Given that this Waja MME makeover looks just as good if not better than the original 100, DSR installed a unique numbered plaque on the teacher’s ride. It says, “0101” and that makes it the penultimate version of the Waja MME even if it’s not technically built in the same plant.
Reliving the glory days
The dedication from Cikgu Amin in collecting all of the parts needed over the past 15 years along with the work done by Suriya and his team at DSR is proof that the Malaysian car culture is thriving especially for our homegrown brands.
Though Proton has somewhat revived the R3 brand, it feels miles away from its glory days when it was actively pursuing motorsports and even adding some power boost to a few of its models. Proton’s motorsports division has rebranded itself to simply Proton Motorsports but its days in tearing up the circuit weren’t as massive as before.
The R3 team had a strong vision when it was formed 20 years ago and the dedicated team working to bring out the best in Malaysian performance shared those dreams. Sadly, due to Proton’s shift in trying to rebuild its image, R3 was eventually wound down and by 2017, its funds would be channelled to Proton’s core operations.

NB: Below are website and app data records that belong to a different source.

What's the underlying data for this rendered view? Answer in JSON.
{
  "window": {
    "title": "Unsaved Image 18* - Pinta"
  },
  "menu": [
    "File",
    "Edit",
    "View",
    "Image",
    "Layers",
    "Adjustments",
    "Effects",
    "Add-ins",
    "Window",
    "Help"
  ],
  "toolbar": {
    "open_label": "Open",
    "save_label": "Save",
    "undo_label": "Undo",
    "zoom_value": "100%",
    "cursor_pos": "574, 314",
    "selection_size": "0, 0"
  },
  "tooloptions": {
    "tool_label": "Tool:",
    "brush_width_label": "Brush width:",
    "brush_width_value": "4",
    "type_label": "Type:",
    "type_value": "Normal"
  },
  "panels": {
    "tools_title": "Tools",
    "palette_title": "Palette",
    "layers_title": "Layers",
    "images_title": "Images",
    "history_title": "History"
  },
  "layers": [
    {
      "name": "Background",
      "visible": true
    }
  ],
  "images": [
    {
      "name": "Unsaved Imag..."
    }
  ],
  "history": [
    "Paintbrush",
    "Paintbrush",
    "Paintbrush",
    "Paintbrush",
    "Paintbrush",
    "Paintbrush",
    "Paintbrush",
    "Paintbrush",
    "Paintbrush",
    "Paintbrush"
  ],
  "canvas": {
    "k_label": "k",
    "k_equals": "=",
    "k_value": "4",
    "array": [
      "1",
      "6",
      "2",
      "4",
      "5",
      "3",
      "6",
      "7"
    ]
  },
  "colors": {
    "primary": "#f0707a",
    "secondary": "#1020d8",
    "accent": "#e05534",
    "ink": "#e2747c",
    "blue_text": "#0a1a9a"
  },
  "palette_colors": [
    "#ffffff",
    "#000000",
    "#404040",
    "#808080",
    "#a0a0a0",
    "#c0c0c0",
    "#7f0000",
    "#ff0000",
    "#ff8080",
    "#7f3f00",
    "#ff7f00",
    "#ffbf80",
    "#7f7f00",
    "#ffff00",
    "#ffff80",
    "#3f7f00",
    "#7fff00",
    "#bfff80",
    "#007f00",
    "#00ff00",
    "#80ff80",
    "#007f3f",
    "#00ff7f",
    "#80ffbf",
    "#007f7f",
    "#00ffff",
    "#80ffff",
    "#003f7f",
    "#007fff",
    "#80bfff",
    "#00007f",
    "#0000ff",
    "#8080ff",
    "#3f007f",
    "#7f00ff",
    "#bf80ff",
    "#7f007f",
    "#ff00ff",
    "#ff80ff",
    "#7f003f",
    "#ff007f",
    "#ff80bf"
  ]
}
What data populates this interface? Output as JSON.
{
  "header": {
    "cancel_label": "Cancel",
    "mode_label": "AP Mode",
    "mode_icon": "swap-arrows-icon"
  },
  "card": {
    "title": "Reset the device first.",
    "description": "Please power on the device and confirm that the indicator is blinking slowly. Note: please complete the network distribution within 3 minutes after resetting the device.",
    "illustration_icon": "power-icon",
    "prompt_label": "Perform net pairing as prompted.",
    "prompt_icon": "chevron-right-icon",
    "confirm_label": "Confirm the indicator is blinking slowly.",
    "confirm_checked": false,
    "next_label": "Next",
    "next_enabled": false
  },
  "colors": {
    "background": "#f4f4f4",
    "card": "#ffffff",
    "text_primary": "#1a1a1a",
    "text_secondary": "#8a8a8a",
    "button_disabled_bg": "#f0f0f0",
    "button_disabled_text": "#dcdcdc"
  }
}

The automotive business is tough in trying to balance the fans’ excitement to boost the brand’s credibility with buyers who are the ones bringing money to the company. While Proton continues to exhibit growth in sales annually, many of its fans like Cikgu Amin are definitely hoping that one day R3’s glory days will make a return.